Task goal. All of the records below need to be returned exactly.

Input material.
══════════════════════════════

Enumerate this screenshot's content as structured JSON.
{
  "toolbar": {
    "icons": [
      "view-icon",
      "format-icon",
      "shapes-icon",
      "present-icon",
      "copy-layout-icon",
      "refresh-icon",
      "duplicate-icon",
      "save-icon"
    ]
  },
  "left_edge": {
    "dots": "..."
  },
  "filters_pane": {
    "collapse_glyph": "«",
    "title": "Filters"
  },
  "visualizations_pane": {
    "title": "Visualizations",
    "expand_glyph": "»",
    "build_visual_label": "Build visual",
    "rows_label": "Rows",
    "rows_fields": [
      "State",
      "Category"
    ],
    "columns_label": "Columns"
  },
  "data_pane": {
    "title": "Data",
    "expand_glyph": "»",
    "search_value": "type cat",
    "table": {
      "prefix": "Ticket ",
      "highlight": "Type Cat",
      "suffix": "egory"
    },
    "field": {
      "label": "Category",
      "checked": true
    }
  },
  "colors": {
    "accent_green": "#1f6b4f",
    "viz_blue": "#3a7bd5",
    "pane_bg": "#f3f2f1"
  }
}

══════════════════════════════

Response area.
Enumerate this screenshot's content as structured JSON.
{
  "toolbar": {
    "icons": [
      "view-icon",
      "format-icon",
      "shapes-icon",
      "present-icon",
      "copy-layout-icon",
      "refresh-icon",
      "duplicate-icon",
      "save-icon"
    ]
  },
  "left_edge": {
    "dots": "..."
  },
  "filters_pane": {
    "collapse_glyph": "«",
    "title": "Filters"
  },
  "visualizations_pane": {
    "title": "Visualizations",
    "expand_glyph": "»",
    "build_visual_label": "Build visual",
    "rows_label": "Rows",
    "rows_fields": [
      "State",
      "Category"
    ],
    "columns_label": "Columns"
  },
  "data_pane": {
    "title": "Data",
    "expand_glyph": "»",
    "search_value": "type cat",
    "table": {
      "prefix": "Ticket ",
      "highlight": "Type Cat",
      "suffix": "egory"
    },
    "field": {
      "label": "Category",
      "checked": true
    }
  },
  "colors": {
    "accent_green": "#1f6b4f",
    "viz_blue": "#3a7bd5",
    "pane_bg": "#f3f2f1"
  }
}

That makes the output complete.